In 1981 in the small town of Medjugorje in what is now Bosnia-Herzegovina, six children reported seeing apparitions of the Virgin Mary. For years they claimed to receive daily messages and so far have allegedly received thousands of prophecies.
“One is a prediction that there are 10 secrets that will reveal the end of the world,” said Michael O’Neill, who runs the website MiracleHunter.com.
Though the Vatican has never officially weighed in, the site has attracted millions of pilgrims over the years. In 2010, the Vatican agreed to investigate this event and should have its findings out in the next few months, O’Neill said.
In 1917 in the fields near Fatima, Portugal, shepherd children said the Virgin Mary appeared to them in a vision, telling them a miracle would occur on Oct. 13 that year. Thousands came to witness the event. Around Noon on a rainy day, the sun appeared to turn into a spinning disk that spiraled toward the Earth. Newspaper reporters onsite also reported the event. The church added the miracle of the sun to its list of official miracles in 1930. Some skeptics, however, point out that the effect could have been a sundog, a patch of light that appears near the sun, or note that not everyone there that day saw the miracle.
Legend has it that a Cathedral in Naples holds a vial of blood from an early Christian martyr, St. Januarius. Reportedly, the blood is dry most of the year, but mysteriously liquefies three times throughout the year, on days commemorating his life and impact.
In the 1600s, the saint and mystic St. Joseph of Cupertino entered into a religious trance and reportedly began hovering over the crowds. He apparently experienced this levitation multiple times — one time in front of Pope Urban VIII. As a result of his flying exploits, this mystic is the patron saint of pilots. In more recent history, other instances of levitation have been revealed as visual illusions, hoaxes or hallucinations.
Several people throughout history have claimed to have stigmata, injuries similar to those Jesus Christ received during the crucifixion. One man, St. Pio of Pietrelcina reportedly had bleeding on his palms. However, skeptics say such miracle claims can be frauds or self-inflicted wounds.
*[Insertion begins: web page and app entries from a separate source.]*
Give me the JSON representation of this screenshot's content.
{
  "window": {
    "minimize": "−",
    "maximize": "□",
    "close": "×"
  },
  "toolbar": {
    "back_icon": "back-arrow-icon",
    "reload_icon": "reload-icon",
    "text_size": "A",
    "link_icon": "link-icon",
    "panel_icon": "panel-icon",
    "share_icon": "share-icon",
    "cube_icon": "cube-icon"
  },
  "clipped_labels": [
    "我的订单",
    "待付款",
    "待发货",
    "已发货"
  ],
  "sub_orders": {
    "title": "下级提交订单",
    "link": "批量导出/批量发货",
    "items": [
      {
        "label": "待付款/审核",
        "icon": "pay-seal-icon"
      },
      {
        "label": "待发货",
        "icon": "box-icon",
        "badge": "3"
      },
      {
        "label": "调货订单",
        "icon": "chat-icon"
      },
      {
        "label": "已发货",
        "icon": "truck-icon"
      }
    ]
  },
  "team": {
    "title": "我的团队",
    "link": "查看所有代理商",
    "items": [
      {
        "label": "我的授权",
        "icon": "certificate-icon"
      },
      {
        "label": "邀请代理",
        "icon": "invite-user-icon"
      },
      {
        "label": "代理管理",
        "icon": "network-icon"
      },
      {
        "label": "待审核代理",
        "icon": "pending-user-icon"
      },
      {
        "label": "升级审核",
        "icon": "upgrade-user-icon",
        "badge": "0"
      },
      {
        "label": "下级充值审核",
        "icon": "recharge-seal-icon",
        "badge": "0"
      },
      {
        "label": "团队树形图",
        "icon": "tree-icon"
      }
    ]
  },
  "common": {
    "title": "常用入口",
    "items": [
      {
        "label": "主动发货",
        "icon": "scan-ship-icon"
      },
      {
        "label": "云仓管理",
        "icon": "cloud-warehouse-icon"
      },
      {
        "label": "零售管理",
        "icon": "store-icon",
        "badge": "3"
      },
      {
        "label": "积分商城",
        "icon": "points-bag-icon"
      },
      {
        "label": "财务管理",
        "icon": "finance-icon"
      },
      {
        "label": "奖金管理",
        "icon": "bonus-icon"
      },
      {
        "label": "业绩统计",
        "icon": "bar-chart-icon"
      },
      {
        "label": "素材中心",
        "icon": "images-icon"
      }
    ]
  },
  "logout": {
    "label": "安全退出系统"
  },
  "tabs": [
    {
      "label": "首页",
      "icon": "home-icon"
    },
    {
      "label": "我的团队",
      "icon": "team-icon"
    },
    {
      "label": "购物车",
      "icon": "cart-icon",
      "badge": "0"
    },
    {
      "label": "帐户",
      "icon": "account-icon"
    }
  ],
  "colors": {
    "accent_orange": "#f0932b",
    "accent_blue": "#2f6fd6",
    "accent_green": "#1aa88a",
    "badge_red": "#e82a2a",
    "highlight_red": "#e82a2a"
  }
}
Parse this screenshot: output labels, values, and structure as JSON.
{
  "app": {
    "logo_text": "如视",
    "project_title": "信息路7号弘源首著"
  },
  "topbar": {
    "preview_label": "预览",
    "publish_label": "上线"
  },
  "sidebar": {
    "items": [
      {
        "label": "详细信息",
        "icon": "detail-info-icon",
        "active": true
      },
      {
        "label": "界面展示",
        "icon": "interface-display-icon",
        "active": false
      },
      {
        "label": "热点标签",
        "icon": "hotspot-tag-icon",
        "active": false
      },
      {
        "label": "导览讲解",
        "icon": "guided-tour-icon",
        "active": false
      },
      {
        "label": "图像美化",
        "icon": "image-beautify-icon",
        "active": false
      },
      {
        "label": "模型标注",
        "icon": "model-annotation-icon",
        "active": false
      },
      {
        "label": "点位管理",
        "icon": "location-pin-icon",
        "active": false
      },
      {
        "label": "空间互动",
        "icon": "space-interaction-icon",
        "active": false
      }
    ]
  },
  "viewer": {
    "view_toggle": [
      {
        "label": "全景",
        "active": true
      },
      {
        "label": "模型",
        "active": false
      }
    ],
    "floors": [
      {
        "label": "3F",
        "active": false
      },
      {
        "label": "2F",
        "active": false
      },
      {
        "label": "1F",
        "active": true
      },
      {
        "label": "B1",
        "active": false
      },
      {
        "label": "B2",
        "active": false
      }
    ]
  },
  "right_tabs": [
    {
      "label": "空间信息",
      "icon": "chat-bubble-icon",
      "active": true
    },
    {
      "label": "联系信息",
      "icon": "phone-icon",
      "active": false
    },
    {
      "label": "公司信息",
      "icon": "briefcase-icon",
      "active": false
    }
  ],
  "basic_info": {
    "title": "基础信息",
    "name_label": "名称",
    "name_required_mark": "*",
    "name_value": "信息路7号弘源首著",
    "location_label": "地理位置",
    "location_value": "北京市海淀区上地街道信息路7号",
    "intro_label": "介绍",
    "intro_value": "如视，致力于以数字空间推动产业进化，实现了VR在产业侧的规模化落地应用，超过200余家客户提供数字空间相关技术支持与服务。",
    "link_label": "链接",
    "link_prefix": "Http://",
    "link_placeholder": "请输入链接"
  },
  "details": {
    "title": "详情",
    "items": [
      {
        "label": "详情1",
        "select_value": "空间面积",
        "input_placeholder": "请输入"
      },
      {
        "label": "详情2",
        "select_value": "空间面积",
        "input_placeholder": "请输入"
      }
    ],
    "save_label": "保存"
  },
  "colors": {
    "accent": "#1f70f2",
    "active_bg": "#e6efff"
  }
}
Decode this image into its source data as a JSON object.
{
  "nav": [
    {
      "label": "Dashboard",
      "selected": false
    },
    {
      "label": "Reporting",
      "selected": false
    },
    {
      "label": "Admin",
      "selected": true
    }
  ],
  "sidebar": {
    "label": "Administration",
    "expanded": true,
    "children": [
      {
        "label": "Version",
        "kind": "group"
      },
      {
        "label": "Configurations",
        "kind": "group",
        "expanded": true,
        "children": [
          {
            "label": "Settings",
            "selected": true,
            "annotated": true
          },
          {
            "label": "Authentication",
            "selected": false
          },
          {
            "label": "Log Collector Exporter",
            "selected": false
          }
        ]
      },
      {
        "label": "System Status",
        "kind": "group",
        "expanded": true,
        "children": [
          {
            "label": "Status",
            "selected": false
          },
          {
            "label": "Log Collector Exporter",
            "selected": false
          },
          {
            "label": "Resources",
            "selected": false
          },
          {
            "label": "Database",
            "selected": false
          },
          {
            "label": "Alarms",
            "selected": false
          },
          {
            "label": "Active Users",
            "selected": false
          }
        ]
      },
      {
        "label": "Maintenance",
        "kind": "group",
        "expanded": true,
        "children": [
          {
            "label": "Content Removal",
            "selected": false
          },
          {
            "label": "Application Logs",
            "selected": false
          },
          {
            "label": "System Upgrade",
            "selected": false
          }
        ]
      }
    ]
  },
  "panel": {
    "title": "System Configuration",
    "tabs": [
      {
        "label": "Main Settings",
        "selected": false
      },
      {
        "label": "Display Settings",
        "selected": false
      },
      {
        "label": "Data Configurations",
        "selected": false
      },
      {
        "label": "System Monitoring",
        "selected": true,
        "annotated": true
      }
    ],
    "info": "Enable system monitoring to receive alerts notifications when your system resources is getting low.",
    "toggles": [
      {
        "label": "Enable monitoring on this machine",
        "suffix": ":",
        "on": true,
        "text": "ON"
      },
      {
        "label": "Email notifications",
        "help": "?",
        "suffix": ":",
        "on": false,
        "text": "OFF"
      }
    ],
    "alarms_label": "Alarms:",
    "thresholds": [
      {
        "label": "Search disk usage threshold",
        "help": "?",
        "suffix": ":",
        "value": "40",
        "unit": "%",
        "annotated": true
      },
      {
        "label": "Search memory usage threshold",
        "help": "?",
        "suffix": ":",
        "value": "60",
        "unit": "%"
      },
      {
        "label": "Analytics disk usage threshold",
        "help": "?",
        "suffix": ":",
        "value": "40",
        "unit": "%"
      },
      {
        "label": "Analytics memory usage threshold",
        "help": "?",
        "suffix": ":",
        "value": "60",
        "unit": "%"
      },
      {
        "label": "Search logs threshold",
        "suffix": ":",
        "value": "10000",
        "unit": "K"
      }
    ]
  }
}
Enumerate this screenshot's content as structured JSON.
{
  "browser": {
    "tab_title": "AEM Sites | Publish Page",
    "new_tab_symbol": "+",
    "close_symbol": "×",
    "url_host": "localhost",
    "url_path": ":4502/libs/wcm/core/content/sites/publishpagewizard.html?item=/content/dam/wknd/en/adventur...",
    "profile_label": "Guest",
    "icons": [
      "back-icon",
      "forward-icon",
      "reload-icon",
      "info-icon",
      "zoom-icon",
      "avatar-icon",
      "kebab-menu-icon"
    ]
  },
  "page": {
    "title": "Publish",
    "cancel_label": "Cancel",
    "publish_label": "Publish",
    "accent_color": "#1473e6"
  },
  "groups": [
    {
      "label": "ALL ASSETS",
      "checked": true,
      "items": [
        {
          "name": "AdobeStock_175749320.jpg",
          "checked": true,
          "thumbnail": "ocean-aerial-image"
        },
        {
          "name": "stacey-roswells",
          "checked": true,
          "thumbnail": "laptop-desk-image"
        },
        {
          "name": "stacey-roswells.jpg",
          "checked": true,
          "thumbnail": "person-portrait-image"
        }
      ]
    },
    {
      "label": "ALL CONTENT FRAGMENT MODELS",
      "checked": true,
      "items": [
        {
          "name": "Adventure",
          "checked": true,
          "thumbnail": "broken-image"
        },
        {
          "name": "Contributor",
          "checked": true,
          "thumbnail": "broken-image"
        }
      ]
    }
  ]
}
In 1973, a statue in a little church in Akita, Japan, allegedly began to bleed soon after Sister Agnes Sasagawa at the church had an apparition of the Virgin Mary. The statue continued to cry, sweat and bleed for several years and was even captured on national television. The Sister Agnes, who was deaf prior to the apparition, also regained her hearing about a decade later.
In 1968, people in the Zeitoun district of Cairo, Egypt, reported seeing an apparition of an illuminated woman walking on the roof of a Coptic church. Many considered this to be an apparition of the Virgin Mary. The event was reportedly seen by many onlookers and even captured in photographs. So far, no one has found evidence that those photos were manipulated. The head of the Coptic Church in Alexandria declared this a legitimate miracle.
Dozens of saints reportedly do not decay after death, instead exuding a sweet and floral odor, which is considered a mark of sanctity. One example is St. Bernadette Soubirous, who died in 1879. In 1909, a bishop exhumed her and found that she had not decayed. She is now displayed, covered in wax imprints, in the Chapel of St. Bernadette in France.
Shroud of Turin
Though not strictly a miracle, the Shroud of Turin is one of the most famous relics in history. The shroud is allegedly the burial shroud of Jesus and contains an imprint of his face. Subsequent research has revealed that at least parts of the relic date to Medieval times, suggesting it was an elaborate hoax. However, follow-up research found the shroud could be much older — dating to between 280 B.C. to A.D. 220 — well within Jesus’s lifespan.